When the Relationship is the Problem
An employee, who is reasonably competent, complains that she is not treated respectfully by an associate. Management checks into the matter, finds that both sides are to blame, and issues the appropriate warnings. The employee then starts openly jotting down notes after conversations and lets it be known, through the grapevine, that she is thinking of filing a harassment complaint. The associate also starts documenting and makes noises about taking legal action because of what he deems false accusations. The situation deteriorates as factions form and various co-workers begin to avoid any interaction with both note-takers out of fear that they will get roped into a lawsuit. Management is reluctant to take any action against either employee because it fears litigation.
If management only had to deal with one employee or the other, there would not be a problem. Put the other person into the mix, however, and the chemistry is poisonous.
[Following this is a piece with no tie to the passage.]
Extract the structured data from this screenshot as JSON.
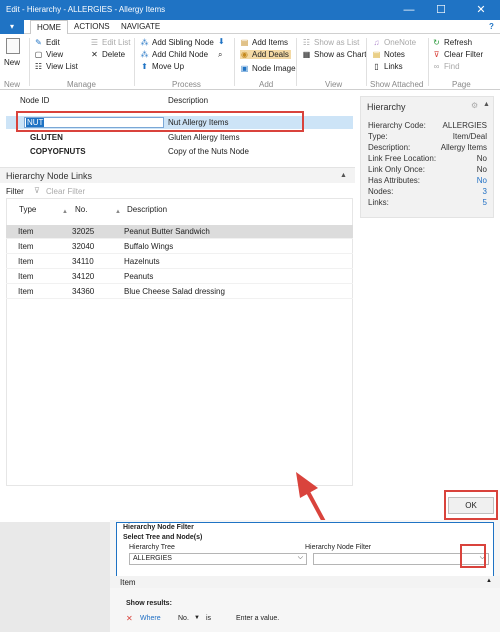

Management's mistake is adopting the traditional approach of trying to find a person to blame. Each of these people has individual merit. The problem is their relationship and that is also the key to the solution. Management should make it clear that it is not going to play the sucker's game of sorting out which individual to discipline when it is not an individual problem. They each have an obligation to make their relationship work for the good of the company. If they do not, then both of them should be transferred or fired because they failed in a crucial part of their job responsibilities: Working well with others.
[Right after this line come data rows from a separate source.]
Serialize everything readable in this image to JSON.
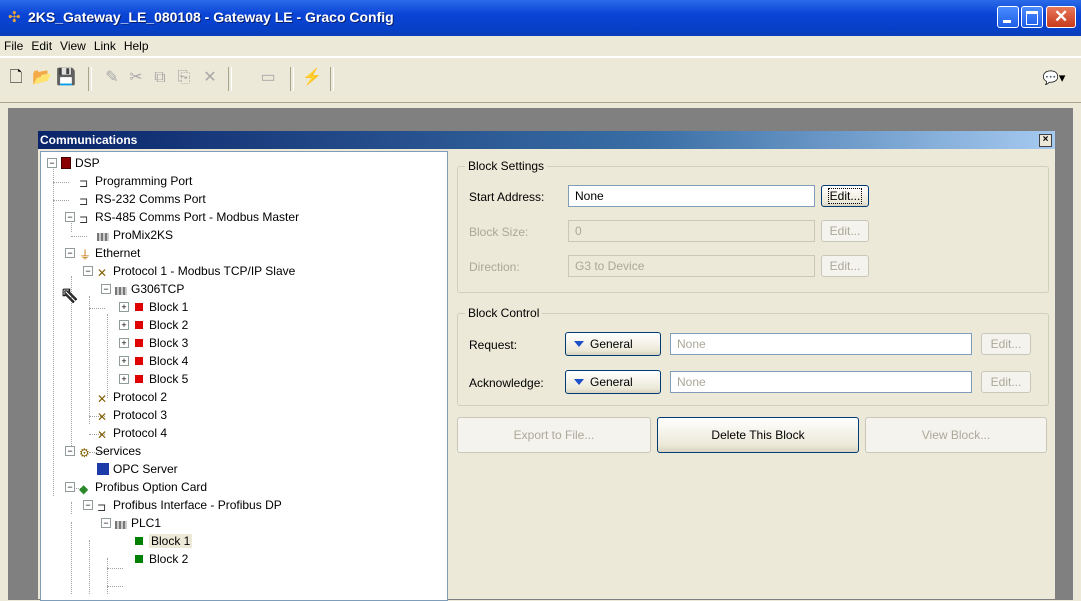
{
  "window": {
    "title": "2KS_Gateway_LE_080108 - Gateway LE - Graco Config",
    "app_icon": "network-icon",
    "buttons": {
      "minimize": "minimize-icon",
      "maximize": "maximize-icon",
      "close": "close-icon"
    }
  },
  "menubar": {
    "items": [
      "File",
      "Edit",
      "View",
      "Link",
      "Help"
    ]
  },
  "toolbar": {
    "buttons": [
      {
        "name": "new-icon",
        "glyph": "🗋",
        "enabled": true
      },
      {
        "name": "open-icon",
        "glyph": "📂",
        "enabled": true
      },
      {
        "name": "save-icon",
        "glyph": "💾",
        "enabled": true
      },
      {
        "name": "pencil-icon",
        "glyph": "✎",
        "enabled": false
      },
      {
        "name": "cut-icon",
        "glyph": "✂",
        "enabled": false
      },
      {
        "name": "copy-icon",
        "glyph": "⧉",
        "enabled": false
      },
      {
        "name": "paste-icon",
        "glyph": "📋",
        "enabled": false
      },
      {
        "name": "delete-icon",
        "glyph": "✕",
        "enabled": false
      },
      {
        "name": "window-icon",
        "glyph": "▭",
        "enabled": false
      },
      {
        "name": "lightning-icon",
        "glyph": "⚡",
        "enabled": true
      }
    ],
    "right_icon": "comment-icon"
  },
  "panel": {
    "title": "Communications"
  },
  "tree": [
    {
      "label": "DSP",
      "icon": "dsp-icon",
      "level": 0,
      "exp": "-"
    },
    {
      "label": "Programming Port",
      "icon": "port-icon",
      "level": 1,
      "exp": ""
    },
    {
      "label": "RS-232 Comms Port",
      "icon": "port-icon",
      "level": 1,
      "exp": ""
    },
    {
      "label": "RS-485 Comms Port - Modbus Master",
      "icon": "port-icon",
      "level": 1,
      "exp": "-"
    },
    {
      "label": "ProMix2KS",
      "icon": "device-icon",
      "level": 2,
      "exp": ""
    },
    {
      "label": "Ethernet",
      "icon": "ethernet-icon",
      "level": 1,
      "exp": "-"
    },
    {
      "label": "Protocol 1 - Modbus TCP/IP Slave",
      "icon": "protocol-icon",
      "level": 2,
      "exp": "-"
    },
    {
      "label": "G306TCP",
      "icon": "device-icon",
      "level": 3,
      "exp": "-"
    },
    {
      "label": "Block 1",
      "icon": "red-block-icon",
      "level": 4,
      "exp": "+"
    },
    {
      "label": "Block 2",
      "icon": "red-block-icon",
      "level": 4,
      "exp": "+"
    },
    {
      "label": "Block 3",
      "icon": "red-block-icon",
      "level": 4,
      "exp": "+"
    },
    {
      "label": "Block 4",
      "icon": "red-block-icon",
      "level": 4,
      "exp": "+"
    },
    {
      "label": "Block 5",
      "icon": "red-block-icon",
      "level": 4,
      "exp": "+"
    },
    {
      "label": "Protocol 2",
      "icon": "protocol-icon",
      "level": 2,
      "exp": ""
    },
    {
      "label": "Protocol 3",
      "icon": "protocol-icon",
      "level": 2,
      "exp": ""
    },
    {
      "label": "Protocol 4",
      "icon": "protocol-icon",
      "level": 2,
      "exp": ""
    },
    {
      "label": "Services",
      "icon": "services-icon",
      "level": 1,
      "exp": "-"
    },
    {
      "label": "OPC Server",
      "icon": "opc-icon",
      "level": 2,
      "exp": ""
    },
    {
      "label": "Profibus Option Card",
      "icon": "card-icon",
      "level": 1,
      "exp": "-"
    },
    {
      "label": "Profibus Interface - Profibus DP",
      "icon": "port-icon",
      "level": 2,
      "exp": "-"
    },
    {
      "label": "PLC1",
      "icon": "device-icon",
      "level": 3,
      "exp": "-"
    },
    {
      "label": "Block 1",
      "icon": "green-block-icon",
      "level": 4,
      "exp": "",
      "selected": true
    },
    {
      "label": "Block 2",
      "icon": "green-block-icon",
      "level": 4,
      "exp": ""
    }
  ],
  "block_settings": {
    "title": "Block Settings",
    "start_address": {
      "label": "Start Address:",
      "value": "None",
      "button": "Edit..."
    },
    "block_size": {
      "label": "Block Size:",
      "value": "0",
      "button": "Edit..."
    },
    "direction": {
      "label": "Direction:",
      "value": "G3 to Device",
      "button": "Edit..."
    }
  },
  "block_control": {
    "title": "Block Control",
    "request": {
      "label": "Request:",
      "dropdown": "General",
      "value": "None",
      "button": "Edit..."
    },
    "acknowledge": {
      "label": "Acknowledge:",
      "dropdown": "General",
      "value": "None",
      "button": "Edit..."
    }
  },
  "actions": {
    "export": "Export to File...",
    "delete": "Delete This Block",
    "view": "View Block..."
  },
  "colors": {
    "title_bar": "#0a44d6",
    "panel_title": "#0a246a",
    "selected_bg": "#ECE9D8",
    "red_block": "#e00000",
    "green_block": "#008000"
  }
}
Does that sound harsh? In my experience, the co-workers would have quietly cheered. They are tired of being dragged into a daily soap opera and forced to choose sides. Management rarely moves against both parties and often winds up defending having taken less severe action against one than against the other. When the relationship is the culprit, then more than one person must be corrected or removed.